How to find friends to speak Japanese with in Japan
Finding others to practice Japanese with in the country of Japan would presumably be fairly easy since everyone here can speak Japanese. Unfortunately many people find it a difficult task. Here are just a few ideas and things that I or friends that I know have done to find others to practice their Japanese skills with.
This includes events like Rainbow Pride parade, Samba party, Holi festival in Japan...etc. Almost any event where there is likely to be large groups of foreigners, you will also find large groups of Japanese people who are interested in finding foreign friends. Facebook is a great place to start if you live anywhere near Tokyo. If you are more in the country, then check out your city hall for events throughout the year. If there seems to be none, then get proactive and organize an international food festival where everyone brings a dish. Get talking to the people in your town hall or community center to see if you can throw something together and bring people with interest into the same space. Check out nearby towns too.
2. International parties
This is slightly different from event, only because they are usually a bit more private, and there is a fee to attend. I attended several during my first few years here, mostly in Shibuya and Shinjuku. I would just do a google search for international party and there are often calendar schedules with different things going on. Some of the parties are similar to Japanese “gokon” or speed dating, while others are in cafes and everyone just sits around and chats. Pick something that seems to suit your fancy and go for it. Even if you don’t end up making friends, it will give you good experience in the long run.

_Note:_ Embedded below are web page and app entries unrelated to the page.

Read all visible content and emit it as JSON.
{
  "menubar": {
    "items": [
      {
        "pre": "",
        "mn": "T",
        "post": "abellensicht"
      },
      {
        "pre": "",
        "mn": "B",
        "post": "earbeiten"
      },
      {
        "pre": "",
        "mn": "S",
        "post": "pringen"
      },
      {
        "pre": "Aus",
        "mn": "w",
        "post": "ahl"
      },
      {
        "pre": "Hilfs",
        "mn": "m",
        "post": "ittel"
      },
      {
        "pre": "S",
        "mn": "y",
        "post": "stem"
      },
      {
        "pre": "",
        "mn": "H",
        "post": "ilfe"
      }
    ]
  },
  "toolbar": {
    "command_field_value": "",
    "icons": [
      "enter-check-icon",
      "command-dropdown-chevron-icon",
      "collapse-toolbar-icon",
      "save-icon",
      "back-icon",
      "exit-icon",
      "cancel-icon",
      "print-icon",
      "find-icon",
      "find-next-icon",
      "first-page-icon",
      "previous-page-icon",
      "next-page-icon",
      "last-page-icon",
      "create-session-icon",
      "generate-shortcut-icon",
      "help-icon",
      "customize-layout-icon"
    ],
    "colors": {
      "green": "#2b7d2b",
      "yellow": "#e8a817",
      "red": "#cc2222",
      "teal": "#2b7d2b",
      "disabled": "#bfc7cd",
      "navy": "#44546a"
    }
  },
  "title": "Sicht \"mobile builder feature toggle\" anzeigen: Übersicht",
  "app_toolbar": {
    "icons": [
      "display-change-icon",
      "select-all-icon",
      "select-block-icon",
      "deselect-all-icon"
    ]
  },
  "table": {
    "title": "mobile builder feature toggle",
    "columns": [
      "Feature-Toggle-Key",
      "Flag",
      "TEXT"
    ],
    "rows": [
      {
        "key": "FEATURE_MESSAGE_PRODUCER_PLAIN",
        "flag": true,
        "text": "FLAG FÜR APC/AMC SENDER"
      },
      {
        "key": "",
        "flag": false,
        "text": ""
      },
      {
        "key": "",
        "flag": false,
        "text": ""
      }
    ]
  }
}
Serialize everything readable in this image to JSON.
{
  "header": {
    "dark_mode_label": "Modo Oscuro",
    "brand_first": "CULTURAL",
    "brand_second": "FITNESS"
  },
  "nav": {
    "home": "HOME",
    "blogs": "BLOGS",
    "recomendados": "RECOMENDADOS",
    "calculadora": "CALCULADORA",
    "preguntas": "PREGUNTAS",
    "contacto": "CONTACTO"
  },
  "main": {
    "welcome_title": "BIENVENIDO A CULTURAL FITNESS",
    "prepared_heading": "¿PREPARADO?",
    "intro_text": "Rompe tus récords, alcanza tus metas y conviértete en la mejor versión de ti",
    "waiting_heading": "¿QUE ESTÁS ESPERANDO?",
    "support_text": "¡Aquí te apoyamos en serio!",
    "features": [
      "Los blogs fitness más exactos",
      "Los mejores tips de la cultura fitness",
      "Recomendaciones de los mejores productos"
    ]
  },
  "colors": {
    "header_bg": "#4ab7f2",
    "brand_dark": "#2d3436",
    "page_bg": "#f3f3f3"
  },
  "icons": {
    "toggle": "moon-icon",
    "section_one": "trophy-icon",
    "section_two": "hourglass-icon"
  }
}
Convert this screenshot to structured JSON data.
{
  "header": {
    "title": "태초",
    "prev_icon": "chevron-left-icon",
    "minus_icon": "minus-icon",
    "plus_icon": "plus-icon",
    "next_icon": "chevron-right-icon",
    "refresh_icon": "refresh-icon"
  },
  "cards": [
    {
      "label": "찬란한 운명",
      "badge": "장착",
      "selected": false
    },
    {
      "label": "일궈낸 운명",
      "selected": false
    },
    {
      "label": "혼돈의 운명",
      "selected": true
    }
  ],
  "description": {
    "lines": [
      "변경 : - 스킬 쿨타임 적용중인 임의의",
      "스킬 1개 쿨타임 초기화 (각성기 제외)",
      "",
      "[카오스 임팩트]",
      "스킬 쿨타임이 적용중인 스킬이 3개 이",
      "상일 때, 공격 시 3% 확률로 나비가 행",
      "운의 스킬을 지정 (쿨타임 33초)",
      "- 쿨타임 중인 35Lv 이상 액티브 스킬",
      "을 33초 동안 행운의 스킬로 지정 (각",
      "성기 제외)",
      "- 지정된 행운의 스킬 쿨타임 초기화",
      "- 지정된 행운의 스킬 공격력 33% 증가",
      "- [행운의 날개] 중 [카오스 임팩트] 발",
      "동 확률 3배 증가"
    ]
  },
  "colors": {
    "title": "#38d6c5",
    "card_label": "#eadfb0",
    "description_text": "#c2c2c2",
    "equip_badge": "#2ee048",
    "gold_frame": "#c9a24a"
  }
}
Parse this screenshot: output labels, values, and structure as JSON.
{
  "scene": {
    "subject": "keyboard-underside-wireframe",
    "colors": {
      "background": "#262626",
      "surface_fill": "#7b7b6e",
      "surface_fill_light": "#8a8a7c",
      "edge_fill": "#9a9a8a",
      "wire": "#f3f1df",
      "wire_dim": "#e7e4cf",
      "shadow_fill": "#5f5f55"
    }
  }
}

Couchsurfing.com is a website geared for travelers. The idea is, those willing to house someone for a night or two on their couch post themselves as available, and others can surf around the globe from couch to couch, cutting the cost of hotel and hostel stays. Not everyone on here surfs or lends their couch, but there are many who are very interested in just having a cup of tea or coffee together and sharing their culture with those around them. Couchsurfing also has an events page, so it is a good source for meeting new people if you are near enough to a major city.
Hellotalk is a free language learning app. I haven’t personally used this yet, but I know someone who has made many friends using it. It is especially great for someone wishing to increase reading proficiency because you type to each other instead of talking in person. This is also helpful for those out in the countryside or out of country because you don’t need to be near the person to become friends. However, don't be surprised if you accidently run into someone you know but have never met while riding the train (this happened twice to my friend using hellotalk)
5. Bars and cafes
Drunk people will love to talk to anyone. They don’t care about language barriers or awkwardness. You can’t expect them to remember you in the morning, but meeting people in bars can be great for practice.
The biggest thing about making friends in Japan is courage. Don’t be afraid of making a fool of yourself. It’s ok. Everyone will laugh, and you should too. The more persistent you are to be someone’s friend, the less likely they are to blow you off. Go where ever the conversations take you, and if there is that awkward moment or two, just shrug it off. The less you make a big deal about it, the less others will even notice it was awkward.
American step mom with beautiful Brazilian babies. Raising them in Japan. I'm a crafter too